Sudden deafness is a special problem. It can occur in one or both ears. It may be caused by a variety of problems and demands immediate, aggressive and comprehensive evaluation. Treatment is controversial, but there is at least some evidence that suggests that aggressive treatment may improve the chances for hearing recovery even after a sudden profound loss. In any case, even those of us who believe in treating sudden deafness aggressively agree that once the condition has been present for more than 2 to 3 weeks, even the most aggressive treatments do not work. So, prompt attention is essential.
Autoimmune inner ear disease (AIED) is much more common than most physicians believe. In autoimmune disorders, the body makes antibodies against the patient. For example, in rheumatoid arthritis, we make antibodies against our joints. In psoriasis, we make antibodies against our skin; in multiple sclerosis, against our nerve sheaths; in thyroiditis, against our thyroid glands; and there are many other autoimmune disorders, including diabetes mellitus. In autoimmune inner ear disease, antibodies are produced against our own inner ears. AIED can cause hearing loss, tinnitus, dizziness, ear fullness and other symptoms. They may occur in combination or alone. Classically, AIED is thought to be associated with sudden deafness, or rapidly progressive, asymmetric sensorineural hearing loss. However, it can cause hearing loss of any pattern, and it can also cause tinnitus or dizziness in the absence of any measurable hearing loss. AIED can affect adults or children.

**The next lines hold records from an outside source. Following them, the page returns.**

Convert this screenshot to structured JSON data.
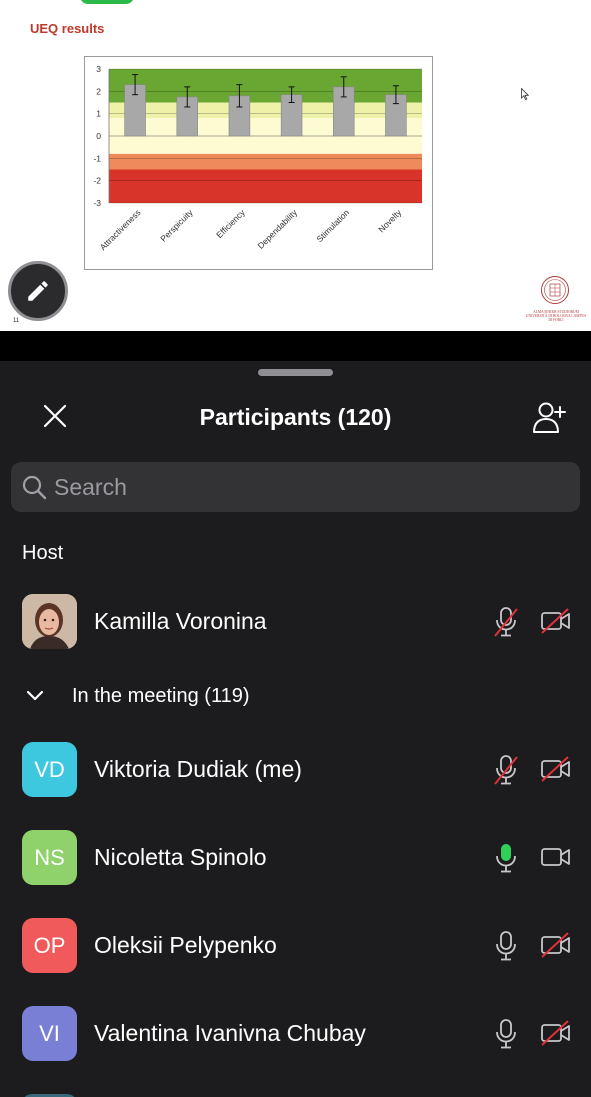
{
  "slide": {
    "title": "UEQ results",
    "page_number": "11",
    "university_text": "ALMA MATER STUDIORUM UNIVERSITÀ DI BOLOGNA CAMPUS DI FORLÌ"
  },
  "chart_data": {
    "type": "bar",
    "categories": [
      "Attractiveness",
      "Perspicuity",
      "Efficiency",
      "Dependability",
      "Stimulation",
      "Novelty"
    ],
    "values": [
      2.3,
      1.75,
      1.8,
      1.85,
      2.2,
      1.85
    ],
    "error": [
      0.45,
      0.45,
      0.5,
      0.35,
      0.45,
      0.4
    ],
    "ylim": [
      -3,
      3
    ],
    "yticks": [
      "3",
      "2",
      "1",
      "0",
      "-1",
      "-2",
      "-3"
    ],
    "bands": [
      {
        "from": 1.5,
        "to": 3,
        "color": "#6aa632"
      },
      {
        "from": 0.8,
        "to": 1.5,
        "color": "#eef2a8"
      },
      {
        "from": -0.8,
        "to": 0.8,
        "color": "#fdfbd2"
      },
      {
        "from": -1.5,
        "to": -0.8,
        "color": "#ef8a5a"
      },
      {
        "from": -3,
        "to": -1.5,
        "color": "#d9342a"
      }
    ],
    "bar_color": "#a8a8a8"
  },
  "panel": {
    "title": "Participants (120)",
    "search_placeholder": "Search",
    "host_section": "Host",
    "meeting_section": "In the meeting (119)"
  },
  "participants": [
    {
      "name": "Kamilla Voronina",
      "initials": "",
      "avatar_color": "#6b4a3a",
      "mic": "muted",
      "camera": "off"
    },
    {
      "name": "Viktoria Dudiak (me)",
      "initials": "VD",
      "avatar_color": "#3ec8e0",
      "mic": "muted",
      "camera": "off"
    },
    {
      "name": "Nicoletta Spinolo",
      "initials": "NS",
      "avatar_color": "#8fd16a",
      "mic": "active",
      "camera": "on"
    },
    {
      "name": "Oleksii Pelypenko",
      "initials": "OP",
      "avatar_color": "#f05a5a",
      "mic": "unmuted",
      "camera": "off"
    },
    {
      "name": "Valentina Ivanivna Chubay",
      "initials": "VI",
      "avatar_color": "#7a7fd6",
      "mic": "unmuted",
      "camera": "off"
    }
  ],
  "colors": {
    "muted_slash": "#e0303a",
    "mic_active": "#2fd15a",
    "icon_gray": "#c7c7cc"
  }
}
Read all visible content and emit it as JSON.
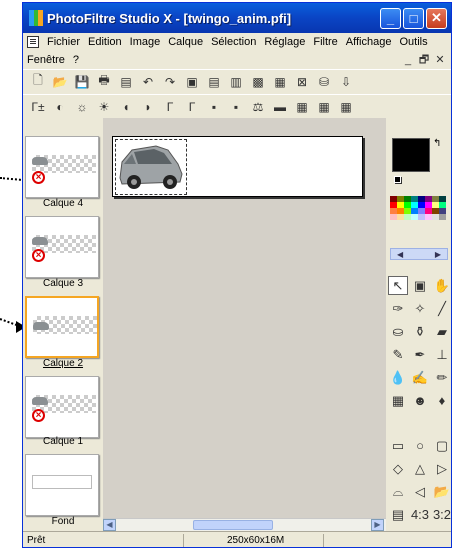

Neural problems may also produce hearing loss. Among the more common are acoustic neuroma, multiple sclerosis, autoimmune sensorineural hearing loss (in which the body attacks its own ear) and ototoxicity. Ototoxicity is hearing loss caused by a substance that gets into the body. Most often the substance is a medication, particularly certain antibodies and diuretics. However, other toxins (such as lead) may also cause hearing loss.